Written by Stephanie Wickens and Justine Levesque

Creating Connections

According to the World Health Organization, the opportunity for seniors to socialize and integrate with people from other age groups and cultures is an important feature of any age-friendly community1. Hamilton is well on its way to becoming a more age-friendly community with ongoing projects through the Hamilton Council on Aging, the City of Hamilton, and Hamilton Aging in Community. One project supported by Hamilton Aging in Community is underway at McMaster University. Students in Professor Geraldine Voros’ Health and Aging course are working with local seniors to document their life stories through memoirs. 

Why Memoir?


Co-creator of this project Stephanie Wickens a fourth-year student pursuing a degree in Health Studies and Gerontology at McMaster University said the motivation behind this project came from her own experience assisting a senior to write her memoirs through Hamilton Aging Together. Stephanie explained: I had such a great experience and got to know and appreciate my senior partner well through listening to her tell her amazing life story. When McMaster courses shifted to online learning this past year, I thought there could be an opportunity to connect students and seniors by including partnered memoir writing into one of the Health and Aging courses. When asked about the expected benefits of the project Stephanie said: The project is intended to foster intergenerational community connections as a way to combat social isolation during the pandemic. It is also an opportunity for strengthening intergenerational communication and sharing wisdom between generations.
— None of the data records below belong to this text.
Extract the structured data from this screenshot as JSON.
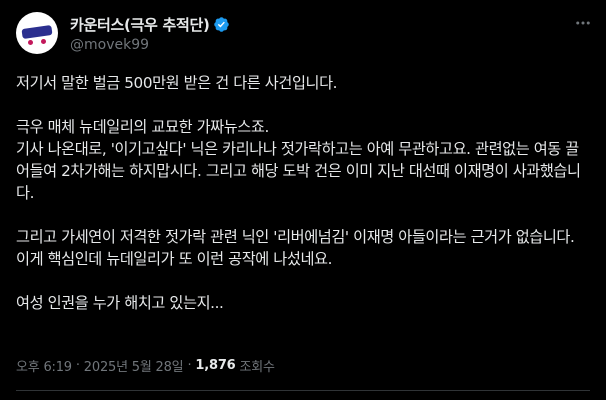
{
  "author": {
    "display_name": "카운터스(극우 추적단)",
    "handle": "@movek99",
    "verified_color": "#1d9bf0"
  },
  "menu": {
    "icon": "more-icon"
  },
  "post": {
    "paragraphs": [
      "저기서 말한 벌금 500만원 받은 건 다른 사건입니다.",
      "극우 매체 뉴데일리의 교묘한 가짜뉴스죠.\n기사 나온대로, '이기고싶다' 닉은 카리나나 젓가락하고는 아예 무관하고요. 관련없는 여동 끌어들여 2차가해는 하지맙시다. 그리고 해당 도박 건은 이미 지난 대선때 이재명이 사과했습니다.",
      "그리고 가세연이 저격한 젓가락 관련 닉인 '리버에넘김' 이재명 아들이라는 근거가 없습니다. 이게 핵심인데 뉴데일리가 또 이런 공작에 나섰네요.",
      "여성 인권을 누가 해치고 있는지..."
    ]
  },
  "meta": {
    "time": "오후 6:19",
    "separator": "·",
    "date": "2025년 5월 28일",
    "views_count": "1,876",
    "views_label": "조회수"
  }
}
Professor Emeritus at McMaster University and co-creator of this project Ellen Ryan explained the power of memoir: Life review is a natural process in our later years. Many older adults talk about writing down their life stories but don’t get around to it.  Seniors can benefit from working with an engaged young person who listens, following up with questions and suggestions.  The students’ one-term schedule also creates deadlines so that the project becomes a priority for those few months.

Seniors’ and Students’ Sentiments
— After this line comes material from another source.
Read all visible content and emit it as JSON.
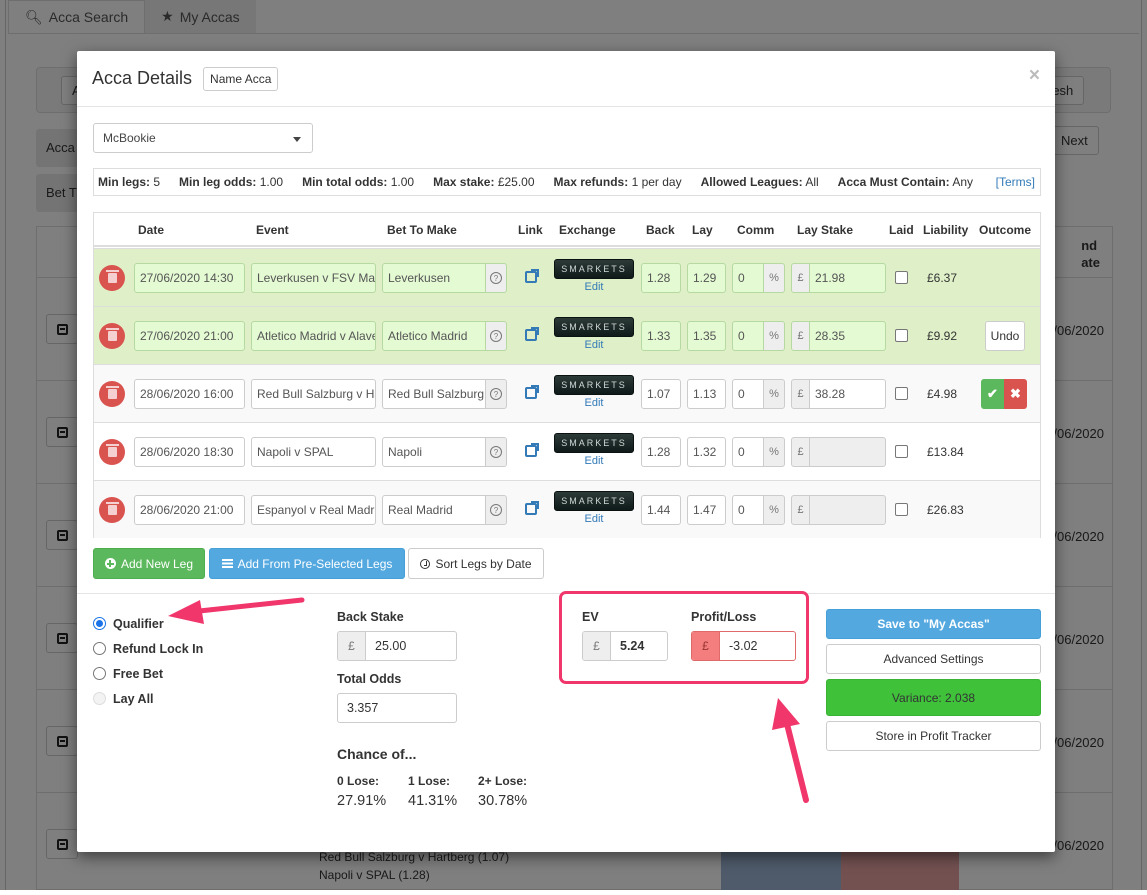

The fall semester students are wrapping up the first group of memoirs with their senior partners. When asked about their student partner one senior involved in the project said: We were a perfect match. We had a lot in common right from the beginning, being proud Hamiltonians, with an interest in sports, pets, and local history. She is a patient listener and natural conversationalist, which resulted in relaxed discussions. She showed initiative above-and-beyond what I considered would be expected of a student partner, by researching various landmarks, streets, institutions, businesses, etc… that came up during our conversations.  She has shown a personal interest in and enthusiasm for my experiences, which helped to develop a natural rapport.” 
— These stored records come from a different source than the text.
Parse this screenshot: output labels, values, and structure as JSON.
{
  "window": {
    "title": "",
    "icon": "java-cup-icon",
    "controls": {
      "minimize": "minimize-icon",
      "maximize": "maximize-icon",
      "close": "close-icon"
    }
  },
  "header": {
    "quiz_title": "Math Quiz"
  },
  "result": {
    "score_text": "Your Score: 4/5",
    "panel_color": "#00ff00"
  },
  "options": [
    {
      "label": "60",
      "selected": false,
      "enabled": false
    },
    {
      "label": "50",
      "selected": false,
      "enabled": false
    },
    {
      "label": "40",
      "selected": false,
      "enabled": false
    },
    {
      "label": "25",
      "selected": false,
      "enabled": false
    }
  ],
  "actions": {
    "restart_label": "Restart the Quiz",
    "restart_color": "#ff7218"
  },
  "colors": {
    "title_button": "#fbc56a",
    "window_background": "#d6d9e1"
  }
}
The experience was equally beneficial and meaningful to the students. One student noted the impact that this project has had on her life: I’m not sure they realize it at the moment but oftentimes when speaking to me about their experiences they inspire and advise me. For example, when speaking about maintaining a long-lasting marriage they said; “The person you marry is not the one you’re going to be living with a year, two years or 50 years later. People change. You are dynamic.” I’ll miss conversations like that.

Opportunity to Volunteer

This project will continue into the winter semester at McMaster University. We will be matching a new group of students with their senior partners over the next few weeks.

If you are a senior interested in participating in this project in the new year, please contact HamiltonAgingCommunity@gmail.com.

  1. World Health Organization, ed. Global Age-Friendly Cities: A Guide. World Health Organization; 2007.
  2. Our Priorities. Hamilton Council on Aging. Accessed November 29, 2020. https://coahamilton.ca/our-priorities/